● **THE RECORDS**:
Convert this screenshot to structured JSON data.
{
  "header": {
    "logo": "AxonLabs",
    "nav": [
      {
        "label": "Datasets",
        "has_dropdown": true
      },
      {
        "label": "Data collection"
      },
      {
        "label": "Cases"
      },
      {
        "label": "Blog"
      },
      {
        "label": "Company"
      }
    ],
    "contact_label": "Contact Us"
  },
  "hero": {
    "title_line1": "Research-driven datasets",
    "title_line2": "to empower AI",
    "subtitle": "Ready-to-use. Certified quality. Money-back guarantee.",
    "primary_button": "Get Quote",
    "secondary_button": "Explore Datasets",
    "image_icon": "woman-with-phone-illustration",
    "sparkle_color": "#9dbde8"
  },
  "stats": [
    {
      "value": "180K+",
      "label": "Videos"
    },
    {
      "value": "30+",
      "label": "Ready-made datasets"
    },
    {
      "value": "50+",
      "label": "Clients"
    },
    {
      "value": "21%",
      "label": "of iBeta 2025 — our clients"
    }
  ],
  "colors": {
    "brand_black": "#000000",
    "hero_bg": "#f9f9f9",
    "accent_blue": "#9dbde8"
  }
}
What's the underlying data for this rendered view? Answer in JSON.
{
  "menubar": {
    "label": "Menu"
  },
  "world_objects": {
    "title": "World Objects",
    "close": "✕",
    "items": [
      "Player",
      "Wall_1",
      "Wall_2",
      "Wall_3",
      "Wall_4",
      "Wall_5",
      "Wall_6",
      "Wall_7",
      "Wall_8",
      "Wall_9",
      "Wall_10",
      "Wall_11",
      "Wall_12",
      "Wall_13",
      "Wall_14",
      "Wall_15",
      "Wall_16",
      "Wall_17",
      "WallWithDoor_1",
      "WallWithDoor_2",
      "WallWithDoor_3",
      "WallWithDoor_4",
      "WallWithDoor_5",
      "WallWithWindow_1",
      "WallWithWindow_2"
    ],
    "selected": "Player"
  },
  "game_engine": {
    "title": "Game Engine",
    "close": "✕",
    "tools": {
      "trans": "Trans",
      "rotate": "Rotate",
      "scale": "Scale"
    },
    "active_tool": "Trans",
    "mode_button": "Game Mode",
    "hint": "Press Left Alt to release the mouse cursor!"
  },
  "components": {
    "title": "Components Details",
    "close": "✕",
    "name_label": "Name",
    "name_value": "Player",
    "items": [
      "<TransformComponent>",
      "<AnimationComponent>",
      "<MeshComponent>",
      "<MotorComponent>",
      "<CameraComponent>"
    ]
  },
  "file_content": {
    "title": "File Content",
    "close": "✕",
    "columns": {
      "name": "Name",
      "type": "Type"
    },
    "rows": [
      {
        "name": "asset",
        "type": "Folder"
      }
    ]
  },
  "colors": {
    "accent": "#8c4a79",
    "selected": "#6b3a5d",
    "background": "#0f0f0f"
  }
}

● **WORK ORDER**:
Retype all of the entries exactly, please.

● **YOUR RESPONSE**:
Convert this screenshot to structured JSON data.
{
  "header": {
    "logo": "AxonLabs",
    "nav": [
      {
        "label": "Datasets",
        "has_dropdown": true
      },
      {
        "label": "Data collection"
      },
      {
        "label": "Cases"
      },
      {
        "label": "Blog"
      },
      {
        "label": "Company"
      }
    ],
    "contact_label": "Contact Us"
  },
  "hero": {
    "title_line1": "Research-driven datasets",
    "title_line2": "to empower AI",
    "subtitle": "Ready-to-use. Certified quality. Money-back guarantee.",
    "primary_button": "Get Quote",
    "secondary_button": "Explore Datasets",
    "image_icon": "woman-with-phone-illustration",
    "sparkle_color": "#9dbde8"
  },
  "stats": [
    {
      "value": "180K+",
      "label": "Videos"
    },
    {
      "value": "30+",
      "label": "Ready-made datasets"
    },
    {
      "value": "50+",
      "label": "Clients"
    },
    {
      "value": "21%",
      "label": "of iBeta 2025 — our clients"
    }
  ],
  "colors": {
    "brand_black": "#000000",
    "hero_bg": "#f9f9f9",
    "accent_blue": "#9dbde8"
  }
}
What's the underlying data for this rendered view? Answer in JSON.
{
  "menubar": {
    "label": "Menu"
  },
  "world_objects": {
    "title": "World Objects",
    "close": "✕",
    "items": [
      "Player",
      "Wall_1",
      "Wall_2",
      "Wall_3",
      "Wall_4",
      "Wall_5",
      "Wall_6",
      "Wall_7",
      "Wall_8",
      "Wall_9",
      "Wall_10",
      "Wall_11",
      "Wall_12",
      "Wall_13",
      "Wall_14",
      "Wall_15",
      "Wall_16",
      "Wall_17",
      "WallWithDoor_1",
      "WallWithDoor_2",
      "WallWithDoor_3",
      "WallWithDoor_4",
      "WallWithDoor_5",
      "WallWithWindow_1",
      "WallWithWindow_2"
    ],
    "selected": "Player"
  },
  "game_engine": {
    "title": "Game Engine",
    "close": "✕",
    "tools": {
      "trans": "Trans",
      "rotate": "Rotate",
      "scale": "Scale"
    },
    "active_tool": "Trans",
    "mode_button": "Game Mode",
    "hint": "Press Left Alt to release the mouse cursor!"
  },
  "components": {
    "title": "Components Details",
    "close": "✕",
    "name_label": "Name",
    "name_value": "Player",
    "items": [
      "<TransformComponent>",
      "<AnimationComponent>",
      "<MeshComponent>",
      "<MotorComponent>",
      "<CameraComponent>"
    ]
  },
  "file_content": {
    "title": "File Content",
    "close": "✕",
    "columns": {
      "name": "Name",
      "type": "Type"
    },
    "rows": [
      {
        "name": "asset",
        "type": "Folder"
      }
    ]
  },
  "colors": {
    "accent": "#8c4a79",
    "selected": "#6b3a5d",
    "background": "#0f0f0f"
  }
}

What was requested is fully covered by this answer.